### How to complete this task
Reproduce each entry below verbatim.

### Material for this task
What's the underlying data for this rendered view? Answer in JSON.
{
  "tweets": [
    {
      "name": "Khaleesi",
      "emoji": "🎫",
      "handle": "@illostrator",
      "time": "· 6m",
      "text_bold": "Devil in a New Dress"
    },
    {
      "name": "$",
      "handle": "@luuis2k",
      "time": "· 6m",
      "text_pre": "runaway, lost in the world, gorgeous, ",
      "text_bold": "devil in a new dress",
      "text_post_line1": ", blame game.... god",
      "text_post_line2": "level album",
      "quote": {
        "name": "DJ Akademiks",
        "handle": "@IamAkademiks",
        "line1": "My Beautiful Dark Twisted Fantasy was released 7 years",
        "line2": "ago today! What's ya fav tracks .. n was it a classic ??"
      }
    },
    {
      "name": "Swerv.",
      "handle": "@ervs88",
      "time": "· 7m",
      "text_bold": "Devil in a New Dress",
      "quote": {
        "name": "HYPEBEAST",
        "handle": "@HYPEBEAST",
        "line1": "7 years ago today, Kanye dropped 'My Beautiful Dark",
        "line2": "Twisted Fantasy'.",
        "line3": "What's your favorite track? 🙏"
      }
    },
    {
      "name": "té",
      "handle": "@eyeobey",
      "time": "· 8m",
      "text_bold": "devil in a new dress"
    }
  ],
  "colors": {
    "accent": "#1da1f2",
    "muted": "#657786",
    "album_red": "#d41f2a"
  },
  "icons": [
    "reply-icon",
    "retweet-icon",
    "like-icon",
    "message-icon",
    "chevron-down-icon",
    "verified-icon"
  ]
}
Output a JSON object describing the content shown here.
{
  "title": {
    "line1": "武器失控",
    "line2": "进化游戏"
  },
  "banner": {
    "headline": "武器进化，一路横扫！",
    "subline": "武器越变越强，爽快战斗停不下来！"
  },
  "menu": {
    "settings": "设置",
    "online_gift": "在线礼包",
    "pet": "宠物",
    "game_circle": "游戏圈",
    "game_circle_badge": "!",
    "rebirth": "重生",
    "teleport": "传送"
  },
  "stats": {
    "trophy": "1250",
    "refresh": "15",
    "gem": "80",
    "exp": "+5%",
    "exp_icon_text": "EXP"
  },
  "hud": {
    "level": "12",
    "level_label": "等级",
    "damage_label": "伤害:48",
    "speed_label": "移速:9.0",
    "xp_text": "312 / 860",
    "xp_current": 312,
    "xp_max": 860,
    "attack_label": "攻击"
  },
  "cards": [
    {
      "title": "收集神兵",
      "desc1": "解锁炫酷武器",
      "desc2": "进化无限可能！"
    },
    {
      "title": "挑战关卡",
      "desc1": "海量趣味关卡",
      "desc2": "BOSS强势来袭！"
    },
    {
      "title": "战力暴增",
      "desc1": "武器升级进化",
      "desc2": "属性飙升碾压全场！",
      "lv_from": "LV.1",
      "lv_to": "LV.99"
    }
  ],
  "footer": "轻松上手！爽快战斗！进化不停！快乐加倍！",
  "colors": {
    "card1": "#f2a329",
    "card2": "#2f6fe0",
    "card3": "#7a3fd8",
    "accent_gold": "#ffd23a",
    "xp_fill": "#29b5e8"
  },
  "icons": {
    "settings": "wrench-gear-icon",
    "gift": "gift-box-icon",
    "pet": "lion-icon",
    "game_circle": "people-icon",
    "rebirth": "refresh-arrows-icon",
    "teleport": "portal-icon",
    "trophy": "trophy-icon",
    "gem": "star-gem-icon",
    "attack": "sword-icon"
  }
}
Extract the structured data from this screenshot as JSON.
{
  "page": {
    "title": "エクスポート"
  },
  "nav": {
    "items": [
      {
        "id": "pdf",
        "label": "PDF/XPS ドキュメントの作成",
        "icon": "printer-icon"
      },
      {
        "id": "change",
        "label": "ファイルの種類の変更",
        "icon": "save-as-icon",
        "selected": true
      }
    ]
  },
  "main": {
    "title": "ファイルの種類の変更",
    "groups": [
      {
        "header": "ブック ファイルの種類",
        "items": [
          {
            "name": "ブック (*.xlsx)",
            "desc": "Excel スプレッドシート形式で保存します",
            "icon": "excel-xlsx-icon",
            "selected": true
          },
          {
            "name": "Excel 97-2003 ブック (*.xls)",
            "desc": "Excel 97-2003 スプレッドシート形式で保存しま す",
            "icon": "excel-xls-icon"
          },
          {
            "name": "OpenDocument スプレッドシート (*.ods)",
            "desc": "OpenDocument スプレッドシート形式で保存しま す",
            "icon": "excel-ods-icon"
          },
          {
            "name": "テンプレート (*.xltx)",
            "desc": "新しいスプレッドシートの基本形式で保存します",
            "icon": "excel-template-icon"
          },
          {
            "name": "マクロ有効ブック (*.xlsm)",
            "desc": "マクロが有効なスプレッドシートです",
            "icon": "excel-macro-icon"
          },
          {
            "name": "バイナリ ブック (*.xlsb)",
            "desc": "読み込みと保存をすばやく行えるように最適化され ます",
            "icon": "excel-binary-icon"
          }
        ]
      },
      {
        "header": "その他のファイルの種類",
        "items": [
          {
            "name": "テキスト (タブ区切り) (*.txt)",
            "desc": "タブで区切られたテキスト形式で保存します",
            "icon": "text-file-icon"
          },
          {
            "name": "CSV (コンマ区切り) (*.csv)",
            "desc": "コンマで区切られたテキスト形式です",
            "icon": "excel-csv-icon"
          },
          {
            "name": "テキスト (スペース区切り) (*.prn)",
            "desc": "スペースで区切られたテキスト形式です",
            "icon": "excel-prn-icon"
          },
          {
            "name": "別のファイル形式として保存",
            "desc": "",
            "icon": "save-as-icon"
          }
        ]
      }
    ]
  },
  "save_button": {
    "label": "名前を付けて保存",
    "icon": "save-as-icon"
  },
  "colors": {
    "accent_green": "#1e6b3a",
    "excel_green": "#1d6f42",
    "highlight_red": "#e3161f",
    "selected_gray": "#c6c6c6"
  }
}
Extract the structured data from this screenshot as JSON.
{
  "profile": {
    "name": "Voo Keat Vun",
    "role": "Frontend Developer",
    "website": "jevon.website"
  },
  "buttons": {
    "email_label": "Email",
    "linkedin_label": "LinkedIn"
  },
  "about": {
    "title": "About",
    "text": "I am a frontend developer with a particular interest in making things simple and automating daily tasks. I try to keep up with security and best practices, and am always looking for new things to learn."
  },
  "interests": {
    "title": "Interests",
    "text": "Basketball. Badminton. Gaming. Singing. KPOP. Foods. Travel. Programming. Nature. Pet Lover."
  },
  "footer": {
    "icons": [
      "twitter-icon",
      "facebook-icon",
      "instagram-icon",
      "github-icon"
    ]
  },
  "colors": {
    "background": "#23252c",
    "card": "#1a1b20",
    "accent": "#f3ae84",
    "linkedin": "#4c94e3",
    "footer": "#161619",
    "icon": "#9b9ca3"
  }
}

### Solution to this exercise
What's the underlying data for this rendered view? Answer in JSON.
{
  "tweets": [
    {
      "name": "Khaleesi",
      "emoji": "🎫",
      "handle": "@illostrator",
      "time": "· 6m",
      "text_bold": "Devil in a New Dress"
    },
    {
      "name": "$",
      "handle": "@luuis2k",
      "time": "· 6m",
      "text_pre": "runaway, lost in the world, gorgeous, ",
      "text_bold": "devil in a new dress",
      "text_post_line1": ", blame game.... god",
      "text_post_line2": "level album",
      "quote": {
        "name": "DJ Akademiks",
        "handle": "@IamAkademiks",
        "line1": "My Beautiful Dark Twisted Fantasy was released 7 years",
        "line2": "ago today! What's ya fav tracks .. n was it a classic ??"
      }
    },
    {
      "name": "Swerv.",
      "handle": "@ervs88",
      "time": "· 7m",
      "text_bold": "Devil in a New Dress",
      "quote": {
        "name": "HYPEBEAST",
        "handle": "@HYPEBEAST",
        "line1": "7 years ago today, Kanye dropped 'My Beautiful Dark",
        "line2": "Twisted Fantasy'.",
        "line3": "What's your favorite track? 🙏"
      }
    },
    {
      "name": "té",
      "handle": "@eyeobey",
      "time": "· 8m",
      "text_bold": "devil in a new dress"
    }
  ],
  "colors": {
    "accent": "#1da1f2",
    "muted": "#657786",
    "album_red": "#d41f2a"
  },
  "icons": [
    "reply-icon",
    "retweet-icon",
    "like-icon",
    "message-icon",
    "chevron-down-icon",
    "verified-icon"
  ]
}
Output a JSON object describing the content shown here.
{
  "title": {
    "line1": "武器失控",
    "line2": "进化游戏"
  },
  "banner": {
    "headline": "武器进化，一路横扫！",
    "subline": "武器越变越强，爽快战斗停不下来！"
  },
  "menu": {
    "settings": "设置",
    "online_gift": "在线礼包",
    "pet": "宠物",
    "game_circle": "游戏圈",
    "game_circle_badge": "!",
    "rebirth": "重生",
    "teleport": "传送"
  },
  "stats": {
    "trophy": "1250",
    "refresh": "15",
    "gem": "80",
    "exp": "+5%",
    "exp_icon_text": "EXP"
  },
  "hud": {
    "level": "12",
    "level_label": "等级",
    "damage_label": "伤害:48",
    "speed_label": "移速:9.0",
    "xp_text": "312 / 860",
    "xp_current": 312,
    "xp_max": 860,
    "attack_label": "攻击"
  },
  "cards": [
    {
      "title": "收集神兵",
      "desc1": "解锁炫酷武器",
      "desc2": "进化无限可能！"
    },
    {
      "title": "挑战关卡",
      "desc1": "海量趣味关卡",
      "desc2": "BOSS强势来袭！"
    },
    {
      "title": "战力暴增",
      "desc1": "武器升级进化",
      "desc2": "属性飙升碾压全场！",
      "lv_from": "LV.1",
      "lv_to": "LV.99"
    }
  ],
  "footer": "轻松上手！爽快战斗！进化不停！快乐加倍！",
  "colors": {
    "card1": "#f2a329",
    "card2": "#2f6fe0",
    "card3": "#7a3fd8",
    "accent_gold": "#ffd23a",
    "xp_fill": "#29b5e8"
  },
  "icons": {
    "settings": "wrench-gear-icon",
    "gift": "gift-box-icon",
    "pet": "lion-icon",
    "game_circle": "people-icon",
    "rebirth": "refresh-arrows-icon",
    "teleport": "portal-icon",
    "trophy": "trophy-icon",
    "gem": "star-gem-icon",
    "attack": "sword-icon"
  }
}
Extract the structured data from this screenshot as JSON.
{
  "page": {
    "title": "エクスポート"
  },
  "nav": {
    "items": [
      {
        "id": "pdf",
        "label": "PDF/XPS ドキュメントの作成",
        "icon": "printer-icon"
      },
      {
        "id": "change",
        "label": "ファイルの種類の変更",
        "icon": "save-as-icon",
        "selected": true
      }
    ]
  },
  "main": {
    "title": "ファイルの種類の変更",
    "groups": [
      {
        "header": "ブック ファイルの種類",
        "items": [
          {
            "name": "ブック (*.xlsx)",
            "desc": "Excel スプレッドシート形式で保存します",
            "icon": "excel-xlsx-icon",
            "selected": true
          },
          {
            "name": "Excel 97-2003 ブック (*.xls)",
            "desc": "Excel 97-2003 スプレッドシート形式で保存しま す",
            "icon": "excel-xls-icon"
          },
          {
            "name": "OpenDocument スプレッドシート (*.ods)",
            "desc": "OpenDocument スプレッドシート形式で保存しま す",
            "icon": "excel-ods-icon"
          },
          {
            "name": "テンプレート (*.xltx)",
            "desc": "新しいスプレッドシートの基本形式で保存します",
            "icon": "excel-template-icon"
          },
          {
            "name": "マクロ有効ブック (*.xlsm)",
            "desc": "マクロが有効なスプレッドシートです",
            "icon": "excel-macro-icon"
          },
          {
            "name": "バイナリ ブック (*.xlsb)",
            "desc": "読み込みと保存をすばやく行えるように最適化され ます",
            "icon": "excel-binary-icon"
          }
        ]
      },
      {
        "header": "その他のファイルの種類",
        "items": [
          {
            "name": "テキスト (タブ区切り) (*.txt)",
            "desc": "タブで区切られたテキスト形式で保存します",
            "icon": "text-file-icon"
          },
          {
            "name": "CSV (コンマ区切り) (*.csv)",
            "desc": "コンマで区切られたテキスト形式です",
            "icon": "excel-csv-icon"
          },
          {
            "name": "テキスト (スペース区切り) (*.prn)",
            "desc": "スペースで区切られたテキスト形式です",
            "icon": "excel-prn-icon"
          },
          {
            "name": "別のファイル形式として保存",
            "desc": "",
            "icon": "save-as-icon"
          }
        ]
      }
    ]
  },
  "save_button": {
    "label": "名前を付けて保存",
    "icon": "save-as-icon"
  },
  "colors": {
    "accent_green": "#1e6b3a",
    "excel_green": "#1d6f42",
    "highlight_red": "#e3161f",
    "selected_gray": "#c6c6c6"
  }
}
Extract the structured data from this screenshot as JSON.
{
  "profile": {
    "name": "Voo Keat Vun",
    "role": "Frontend Developer",
    "website": "jevon.website"
  },
  "buttons": {
    "email_label": "Email",
    "linkedin_label": "LinkedIn"
  },
  "about": {
    "title": "About",
    "text": "I am a frontend developer with a particular interest in making things simple and automating daily tasks. I try to keep up with security and best practices, and am always looking for new things to learn."
  },
  "interests": {
    "title": "Interests",
    "text": "Basketball. Badminton. Gaming. Singing. KPOP. Foods. Travel. Programming. Nature. Pet Lover."
  },
  "footer": {
    "icons": [
      "twitter-icon",
      "facebook-icon",
      "instagram-icon",
      "github-icon"
    ]
  },
  "colors": {
    "background": "#23252c",
    "card": "#1a1b20",
    "accent": "#f3ae84",
    "linkedin": "#4c94e3",
    "footer": "#161619",
    "icon": "#9b9ca3"
  }
}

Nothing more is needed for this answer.